Elsewhere in the literature, HEPCHOPE.COM, seasonal affective disorder is confined to episodes of major depression not mania but one does not have to have MDD to have depression in winter. This group is more likely to occur in women, people who live far from the equator where days are very short during long parts of the year and younger people.
Again, studies from the Mayo Clinic suggest the etiology is the same as episodes of depression. Changes in the body’s sleep-wake cycle (so-called circadian rhythm) seem to be the driving force. The same thing occurs using rats by changing light/dark cycles. However unlike MDD and BPD MORE serotonin levels in nerve synapses and INCREASED melatonin levels in the pineal gland are observed.

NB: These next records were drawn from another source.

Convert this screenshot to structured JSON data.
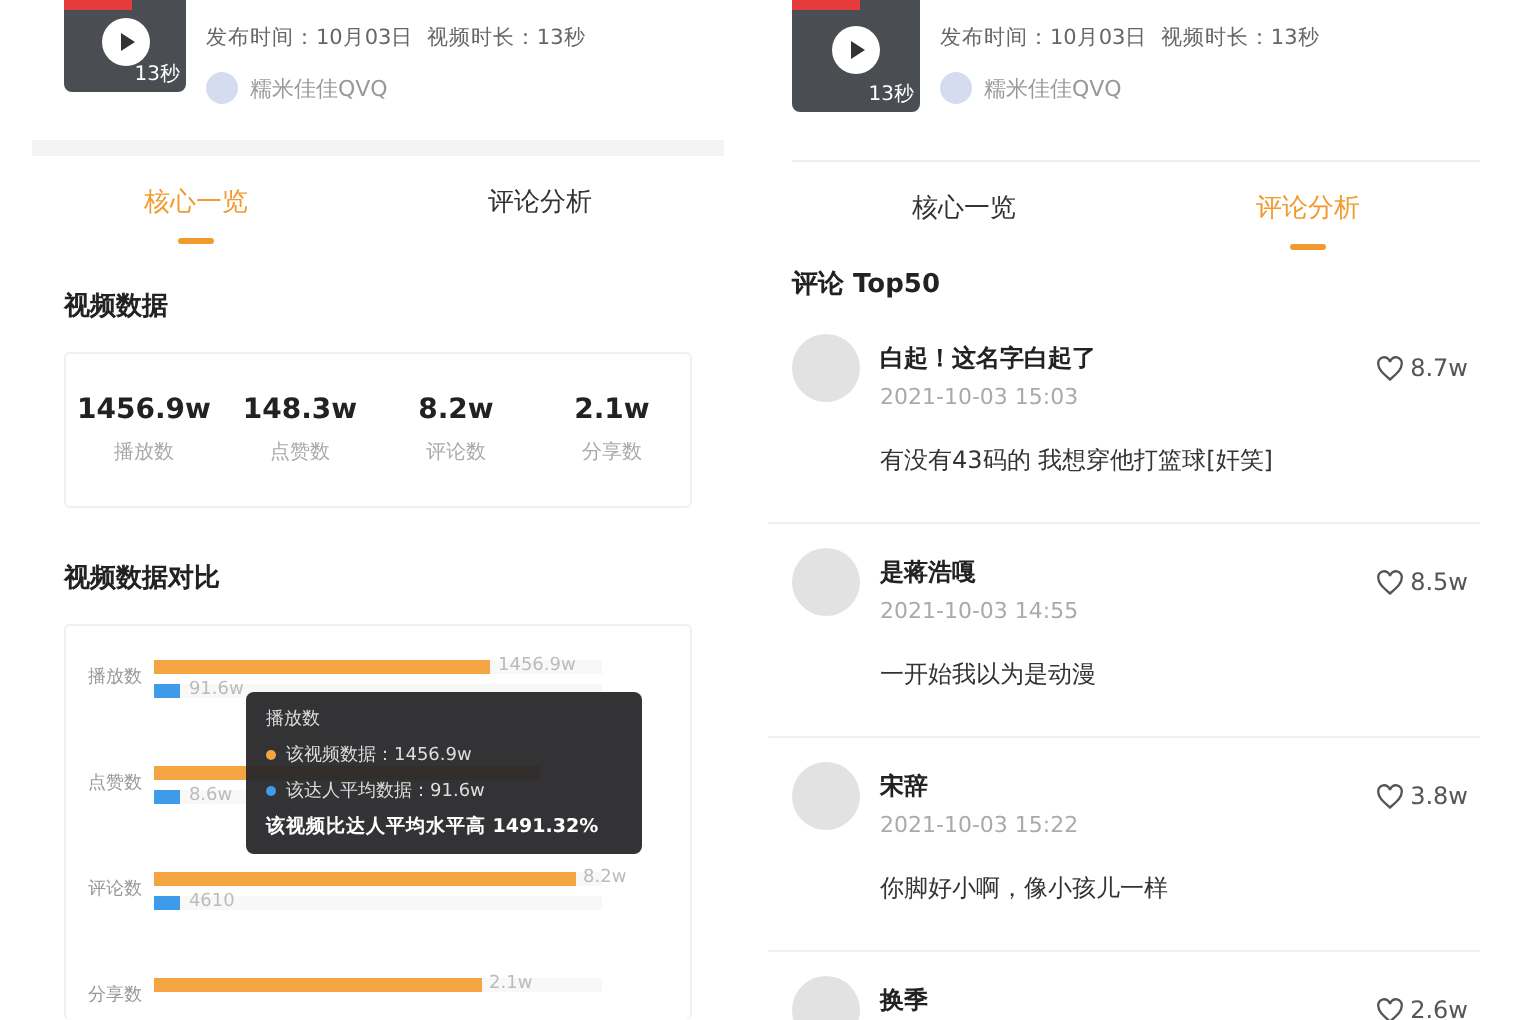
{
  "left": {
    "video": {
      "duration_badge": "13秒",
      "meta": "发布时间：10月03日  视频时长：13秒",
      "author": "糯米佳佳QVQ"
    },
    "tabs": [
      {
        "label": "核心一览",
        "selected": true
      },
      {
        "label": "评论分析",
        "selected": false
      }
    ],
    "video_data": {
      "title": "视频数据",
      "stats": [
        {
          "value": "1456.9w",
          "label": "播放数"
        },
        {
          "value": "148.3w",
          "label": "点赞数"
        },
        {
          "value": "8.2w",
          "label": "评论数"
        },
        {
          "value": "2.1w",
          "label": "分享数"
        }
      ]
    },
    "compare": {
      "title": "视频数据对比",
      "rows": [
        {
          "label": "播放数",
          "video": {
            "level": 0.75,
            "value": "1456.9w"
          },
          "average": {
            "level": 0.06,
            "value": "91.6w"
          }
        },
        {
          "label": "点赞数",
          "video": {
            "level": 0.86
          },
          "average": {
            "level": 0.06,
            "value": "8.6w"
          }
        },
        {
          "label": "评论数",
          "video": {
            "level": 0.94,
            "value": "8.2w"
          },
          "average": {
            "level": 0.06,
            "value": "4610"
          }
        },
        {
          "label": "分享数",
          "video": {
            "level": 0.73,
            "value": "2.1w"
          }
        }
      ],
      "tooltip": {
        "title": "播放数",
        "items": [
          {
            "label": "该视频数据：1456.9w",
            "color": "#f5a442"
          },
          {
            "label": "该达人平均数据：91.6w",
            "color": "#3d9be9"
          }
        ],
        "summary": "该视频比达人平均水平高 1491.32%"
      }
    }
  },
  "right": {
    "video": {
      "duration_badge": "13秒",
      "meta": "发布时间：10月03日  视频时长：13秒",
      "author": "糯米佳佳QVQ"
    },
    "tabs": [
      {
        "label": "核心一览",
        "selected": false
      },
      {
        "label": "评论分析",
        "selected": true
      }
    ],
    "comments_title": "评论 Top50",
    "comments": [
      {
        "name": "白起！这名字白起了",
        "time": "2021-10-03 15:03",
        "text": "有没有43码的 我想穿他打篮球[奸笑]",
        "likes": "8.7w"
      },
      {
        "name": "是蒋浩嘎",
        "time": "2021-10-03 14:55",
        "text": "一开始我以为是动漫",
        "likes": "8.5w"
      },
      {
        "name": "宋辞",
        "time": "2021-10-03 15:22",
        "text": "你脚好小啊，像小孩儿一样",
        "likes": "3.8w"
      },
      {
        "name": "换季",
        "likes": "2.6w"
      }
    ]
  }
}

The symptoms are the same of those of MDD. To be sure one has to have the same symptoms and improvement two years in a row. You must not be pregnant or post-partum (seems obvious). You may have a family member with an affective disorder. For sure, weight gain without change in appetite at least requires a thyroid blood level. I must say that when I have tested women (not sexist here) who ask for a thyroid lever for 34 years I have found NONE! There are plenty of other symptoms that suggest that diagnosis. 20% with SAD have BPD but the seasonal component is invariably depression.
The syndrome was first described by in 1984 by Norman E. Rosenthal in the National Institute of Mental Health in the Archives of General Psychiatry. Its prevalence is 10% in Alaska and less than 2% in Florida. It also has been called the winter blues.
Treatment modalities other than ultraviolet light therapy include SSRI drugs, Wellbutrin, melatonin, vitamin D augmentation and physical exercise.
An interesting theory about hibernation in mammals suggests that it is an adaptation to winter months. However, even species that do not hibernate show symptoms of sluggishness and inactivity during winter months.
One retrospective study showed an incidence varying from 6 to 35% of sufferers requiring hospitalization with a higher risk of suicide.
One would think that it is common knowledge that the incidence of suicide is higher in Nordic countries. Certain comments such as the one related at the beginning of this piece lead me to believe that all bets are off regarding what the lay public knows about mental illness. Another example; I was at a reception after the funeral of a dear doctor friend of my vintage. In line, a gastroenterologist asked me: “Paul, so is your bipolar gone?”
For some reason the incidence of SAD in Iceland is LOW. No satisfactory answer has been put forward.
Studies are currently underway at the National Institute of Mental Health (NIMH) using volunteers and volunteers are still being sought.